I love everything about this book. I love that it gets science right. I love how it characterizes bureaucracy. I love how it's told. I love the details. I love the relationship and how it develops between Ben and Sandy. I love how Connie Willis does relationships more than most romance novels. it's so delightful. probably because the romance isn't everything, it doesn't feel separate from reality, but rather like i...more
Sandra studies fads. What triggers them? Why do people follow them? What's the new "it" thing? She hopes to find the initiation point of such phenomena, and in examining each "next big trend," she becomes increasingly disheartened with the Public. Independent thinking is something Sandra cherishes, and when she meets a scientist whose dress and behavior mark him as the antithesis of the...more

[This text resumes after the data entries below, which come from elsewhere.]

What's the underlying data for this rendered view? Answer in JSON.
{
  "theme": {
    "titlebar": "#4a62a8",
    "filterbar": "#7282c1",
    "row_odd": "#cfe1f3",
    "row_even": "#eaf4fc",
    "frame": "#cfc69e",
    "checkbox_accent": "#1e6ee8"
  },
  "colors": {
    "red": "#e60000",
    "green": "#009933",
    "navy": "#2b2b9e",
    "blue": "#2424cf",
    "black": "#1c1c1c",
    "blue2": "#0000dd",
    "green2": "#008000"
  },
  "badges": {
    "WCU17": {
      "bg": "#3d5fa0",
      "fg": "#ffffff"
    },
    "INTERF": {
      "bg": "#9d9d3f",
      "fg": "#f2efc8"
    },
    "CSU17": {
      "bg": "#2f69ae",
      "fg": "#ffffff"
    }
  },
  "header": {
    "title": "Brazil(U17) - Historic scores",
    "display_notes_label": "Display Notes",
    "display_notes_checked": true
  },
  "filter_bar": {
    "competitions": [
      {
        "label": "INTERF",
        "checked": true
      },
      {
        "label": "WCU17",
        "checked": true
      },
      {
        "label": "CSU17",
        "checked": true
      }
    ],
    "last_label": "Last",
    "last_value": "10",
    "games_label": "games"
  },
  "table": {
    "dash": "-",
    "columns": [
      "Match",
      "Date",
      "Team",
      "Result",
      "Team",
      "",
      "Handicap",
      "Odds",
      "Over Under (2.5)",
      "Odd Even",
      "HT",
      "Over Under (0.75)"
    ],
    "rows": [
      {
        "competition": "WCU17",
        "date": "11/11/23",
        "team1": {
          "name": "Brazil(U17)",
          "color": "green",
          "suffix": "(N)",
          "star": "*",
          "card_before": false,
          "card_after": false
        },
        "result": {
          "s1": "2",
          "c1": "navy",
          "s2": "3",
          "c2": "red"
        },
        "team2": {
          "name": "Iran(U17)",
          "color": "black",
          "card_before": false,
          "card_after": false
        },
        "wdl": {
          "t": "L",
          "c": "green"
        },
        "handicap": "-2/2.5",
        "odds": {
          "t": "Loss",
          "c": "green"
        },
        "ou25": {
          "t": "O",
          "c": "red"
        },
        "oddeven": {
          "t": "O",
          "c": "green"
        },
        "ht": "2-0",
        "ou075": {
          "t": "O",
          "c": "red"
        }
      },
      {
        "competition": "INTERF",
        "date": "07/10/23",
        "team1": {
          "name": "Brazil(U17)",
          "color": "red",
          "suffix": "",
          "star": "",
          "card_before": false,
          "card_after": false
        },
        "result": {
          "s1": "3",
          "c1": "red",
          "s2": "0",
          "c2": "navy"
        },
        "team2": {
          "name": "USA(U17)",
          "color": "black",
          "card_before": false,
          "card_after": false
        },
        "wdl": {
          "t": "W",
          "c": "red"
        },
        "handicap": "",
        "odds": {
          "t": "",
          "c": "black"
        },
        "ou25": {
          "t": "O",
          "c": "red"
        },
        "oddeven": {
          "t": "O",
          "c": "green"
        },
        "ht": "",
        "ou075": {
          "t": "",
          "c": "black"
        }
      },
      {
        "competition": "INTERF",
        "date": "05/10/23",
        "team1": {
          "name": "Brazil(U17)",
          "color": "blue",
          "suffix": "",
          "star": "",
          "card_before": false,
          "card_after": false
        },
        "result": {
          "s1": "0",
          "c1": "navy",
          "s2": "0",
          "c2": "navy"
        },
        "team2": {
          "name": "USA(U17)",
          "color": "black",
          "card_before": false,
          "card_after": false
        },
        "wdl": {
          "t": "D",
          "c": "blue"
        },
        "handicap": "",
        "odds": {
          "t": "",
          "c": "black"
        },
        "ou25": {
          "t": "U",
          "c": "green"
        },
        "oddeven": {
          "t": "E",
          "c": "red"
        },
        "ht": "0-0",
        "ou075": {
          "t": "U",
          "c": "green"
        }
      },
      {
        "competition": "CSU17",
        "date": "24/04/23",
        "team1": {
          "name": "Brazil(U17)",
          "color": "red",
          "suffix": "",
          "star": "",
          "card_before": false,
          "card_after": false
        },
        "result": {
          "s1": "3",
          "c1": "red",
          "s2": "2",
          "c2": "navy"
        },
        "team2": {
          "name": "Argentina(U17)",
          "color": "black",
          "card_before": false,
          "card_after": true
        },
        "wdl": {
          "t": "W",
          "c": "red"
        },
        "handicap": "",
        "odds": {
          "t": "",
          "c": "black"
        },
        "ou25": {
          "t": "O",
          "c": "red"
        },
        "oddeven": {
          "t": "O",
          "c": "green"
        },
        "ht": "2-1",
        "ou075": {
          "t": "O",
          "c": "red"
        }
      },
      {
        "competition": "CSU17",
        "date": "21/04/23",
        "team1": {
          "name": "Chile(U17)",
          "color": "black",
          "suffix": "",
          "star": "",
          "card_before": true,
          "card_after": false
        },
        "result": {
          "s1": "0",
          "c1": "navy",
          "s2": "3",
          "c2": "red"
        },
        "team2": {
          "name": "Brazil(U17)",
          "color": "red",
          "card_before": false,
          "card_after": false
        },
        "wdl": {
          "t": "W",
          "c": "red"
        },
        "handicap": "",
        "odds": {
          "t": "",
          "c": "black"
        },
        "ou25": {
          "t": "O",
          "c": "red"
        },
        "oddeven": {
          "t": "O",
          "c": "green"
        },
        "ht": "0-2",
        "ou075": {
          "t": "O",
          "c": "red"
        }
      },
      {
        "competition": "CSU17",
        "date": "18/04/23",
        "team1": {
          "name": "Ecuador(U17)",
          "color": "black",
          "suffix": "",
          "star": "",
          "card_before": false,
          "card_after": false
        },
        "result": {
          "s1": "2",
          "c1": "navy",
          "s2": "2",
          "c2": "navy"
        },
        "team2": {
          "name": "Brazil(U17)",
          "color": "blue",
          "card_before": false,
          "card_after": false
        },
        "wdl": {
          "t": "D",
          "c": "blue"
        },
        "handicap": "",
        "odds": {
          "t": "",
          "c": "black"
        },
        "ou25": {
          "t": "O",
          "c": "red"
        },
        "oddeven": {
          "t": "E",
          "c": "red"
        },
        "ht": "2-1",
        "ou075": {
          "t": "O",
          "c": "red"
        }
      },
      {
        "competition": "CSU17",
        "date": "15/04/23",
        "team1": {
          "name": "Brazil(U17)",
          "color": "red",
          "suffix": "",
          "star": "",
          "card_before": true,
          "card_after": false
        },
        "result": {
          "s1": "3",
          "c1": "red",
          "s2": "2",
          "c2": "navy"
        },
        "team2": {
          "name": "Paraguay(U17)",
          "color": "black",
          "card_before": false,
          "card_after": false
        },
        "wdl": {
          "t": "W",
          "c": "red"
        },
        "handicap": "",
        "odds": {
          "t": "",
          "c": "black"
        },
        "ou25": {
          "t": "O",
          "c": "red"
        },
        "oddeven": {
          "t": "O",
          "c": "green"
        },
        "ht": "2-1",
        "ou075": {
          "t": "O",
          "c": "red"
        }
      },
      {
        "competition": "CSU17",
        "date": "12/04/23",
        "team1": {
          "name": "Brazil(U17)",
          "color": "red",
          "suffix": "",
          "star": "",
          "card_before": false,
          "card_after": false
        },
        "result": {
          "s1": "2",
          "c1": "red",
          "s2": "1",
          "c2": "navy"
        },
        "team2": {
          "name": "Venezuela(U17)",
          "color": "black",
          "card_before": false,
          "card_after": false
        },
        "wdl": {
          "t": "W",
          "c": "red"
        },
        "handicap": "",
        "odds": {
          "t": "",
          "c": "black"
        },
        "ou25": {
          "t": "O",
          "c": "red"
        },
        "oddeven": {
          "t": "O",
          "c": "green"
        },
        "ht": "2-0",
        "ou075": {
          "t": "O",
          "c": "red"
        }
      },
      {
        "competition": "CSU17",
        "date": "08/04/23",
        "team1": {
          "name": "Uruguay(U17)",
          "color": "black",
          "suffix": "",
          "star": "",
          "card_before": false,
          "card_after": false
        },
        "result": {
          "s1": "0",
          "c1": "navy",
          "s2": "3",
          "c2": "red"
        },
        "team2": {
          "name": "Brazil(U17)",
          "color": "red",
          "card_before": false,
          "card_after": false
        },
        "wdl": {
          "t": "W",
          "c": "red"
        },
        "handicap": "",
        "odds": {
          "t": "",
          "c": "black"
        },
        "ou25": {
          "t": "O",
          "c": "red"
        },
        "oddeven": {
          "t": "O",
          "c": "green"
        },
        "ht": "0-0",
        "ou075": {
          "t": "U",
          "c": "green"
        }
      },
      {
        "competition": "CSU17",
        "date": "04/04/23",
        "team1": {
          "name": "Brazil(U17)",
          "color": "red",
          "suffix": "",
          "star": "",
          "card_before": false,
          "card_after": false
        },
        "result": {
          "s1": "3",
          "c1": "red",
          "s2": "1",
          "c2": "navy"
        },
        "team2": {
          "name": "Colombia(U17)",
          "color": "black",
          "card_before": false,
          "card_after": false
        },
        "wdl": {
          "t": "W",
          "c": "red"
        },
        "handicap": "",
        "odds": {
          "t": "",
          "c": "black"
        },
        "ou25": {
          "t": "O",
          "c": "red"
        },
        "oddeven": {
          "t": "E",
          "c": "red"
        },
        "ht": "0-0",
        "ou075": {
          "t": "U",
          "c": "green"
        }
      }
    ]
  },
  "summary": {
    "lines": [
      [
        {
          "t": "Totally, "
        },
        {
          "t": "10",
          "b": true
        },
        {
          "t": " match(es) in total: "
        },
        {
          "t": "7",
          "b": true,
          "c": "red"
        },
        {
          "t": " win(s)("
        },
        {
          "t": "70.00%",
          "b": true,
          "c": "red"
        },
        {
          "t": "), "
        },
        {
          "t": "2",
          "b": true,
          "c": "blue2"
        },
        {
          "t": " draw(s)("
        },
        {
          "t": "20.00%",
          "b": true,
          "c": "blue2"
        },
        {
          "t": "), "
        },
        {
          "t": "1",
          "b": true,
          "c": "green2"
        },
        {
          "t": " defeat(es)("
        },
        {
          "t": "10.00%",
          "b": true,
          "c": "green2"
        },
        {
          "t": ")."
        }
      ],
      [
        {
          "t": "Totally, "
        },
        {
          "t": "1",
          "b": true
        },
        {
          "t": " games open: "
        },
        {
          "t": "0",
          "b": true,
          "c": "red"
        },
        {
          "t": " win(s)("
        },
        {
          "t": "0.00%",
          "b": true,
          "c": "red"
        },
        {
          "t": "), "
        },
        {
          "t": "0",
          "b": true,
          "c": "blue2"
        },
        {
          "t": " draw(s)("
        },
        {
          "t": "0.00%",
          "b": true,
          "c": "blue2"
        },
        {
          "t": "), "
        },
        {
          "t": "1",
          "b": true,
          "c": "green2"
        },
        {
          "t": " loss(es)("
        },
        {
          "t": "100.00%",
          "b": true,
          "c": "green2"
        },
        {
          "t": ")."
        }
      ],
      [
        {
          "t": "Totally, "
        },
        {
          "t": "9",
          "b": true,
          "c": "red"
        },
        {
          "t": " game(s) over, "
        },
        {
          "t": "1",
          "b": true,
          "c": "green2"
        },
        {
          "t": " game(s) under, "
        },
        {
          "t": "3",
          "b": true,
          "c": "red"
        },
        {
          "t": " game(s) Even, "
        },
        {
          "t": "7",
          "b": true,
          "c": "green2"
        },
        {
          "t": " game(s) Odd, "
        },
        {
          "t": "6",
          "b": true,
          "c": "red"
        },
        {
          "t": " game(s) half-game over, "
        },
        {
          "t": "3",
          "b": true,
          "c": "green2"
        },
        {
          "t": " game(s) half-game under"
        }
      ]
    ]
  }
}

I did enjoy it, all the way through, which is a step up for me when it comes to Connie Willis. (I found The Domesday Book painful when it comes to pacing, but good...more
Note: Gotta love a protagonist who checks classic books out from the library regularly, even when she doesn't have time to read them, so their circulation stats stay high enough to keep them on the shelf. Even more because I like the books she checks out :)

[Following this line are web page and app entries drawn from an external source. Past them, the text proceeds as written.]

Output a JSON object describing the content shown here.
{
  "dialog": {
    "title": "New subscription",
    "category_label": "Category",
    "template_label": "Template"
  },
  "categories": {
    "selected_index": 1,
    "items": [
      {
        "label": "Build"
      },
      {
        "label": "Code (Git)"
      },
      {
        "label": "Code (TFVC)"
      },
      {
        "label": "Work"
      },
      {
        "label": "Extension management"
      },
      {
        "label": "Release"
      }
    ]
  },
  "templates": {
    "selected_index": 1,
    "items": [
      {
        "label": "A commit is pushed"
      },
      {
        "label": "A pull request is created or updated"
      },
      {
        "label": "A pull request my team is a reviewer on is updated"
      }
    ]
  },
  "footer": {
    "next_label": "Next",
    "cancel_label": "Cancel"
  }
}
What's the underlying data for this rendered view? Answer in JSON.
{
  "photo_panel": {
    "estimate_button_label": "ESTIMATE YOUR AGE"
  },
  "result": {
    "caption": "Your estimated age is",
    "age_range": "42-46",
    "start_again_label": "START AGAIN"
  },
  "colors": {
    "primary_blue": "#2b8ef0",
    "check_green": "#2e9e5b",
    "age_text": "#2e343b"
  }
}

I was a little slow in getting the style of humor, but once I got into the styl...more
it's not popcorn because Willis does an interesting thing: she tells you a lot about chaos theory and statistical analyses while keeping you very, very amused about Cerenkov blue, and Barbies, and sheep.
this novel should be a foundation work for writers studying how to incorporate science into their fiction without being boring about it.
so! the plot. our heroine is a researcher named Sandy. she is studying fads--how they begin, bow they spread, in an effort to un...more
Sandra Foster works for a corporation that employs scientists. Honestly, just reading the description of the staff meetings is enough to recommend the book. They are absurdly ridiculous. Sandra's job is to figure out how...more
The discussion of fads and tipping points, and the Dilbertesque workplace, right down to Flip as Wally, were a lot of fun.
Perhaps this book feels special to me because a) it's set in Boulder, which I miss; and b) I read it on a hidden beach on the Lost Coast, which one can only reach by hiking 8 grueling miles of very poorly maintained, crumbling, steep trails through nettle fields. Literally NOTHING could have made those 2 days of hiking okay except lying on a black sand beach with a great book. I feel like having Bellwether with me to gobble up replenished my s...more
What worked for me (and what didn’t): Oh, this book was so much fun! I don’t know really that it is properly categorised as science fiction – it’s more science geek but there’s no time travel or alien technology. The book is firmly grounded in the 1990s. In some ways it is...more
But damn Willis seems to have her hackles up about young people. Everyone in this story under the age of 30 is rude, shallow, and a constant slave to trends. I get that it's probably supposed to be comedic, but...more
She has won, among other awards, ten Hugo Awards and six Nebula Awards. Willis most recently won a Hugo Award for All Seated on the Ground (August 2008). She was the 2011 recipient of the Damon Knight Memorial Grand Master Award from the Science Ficti...more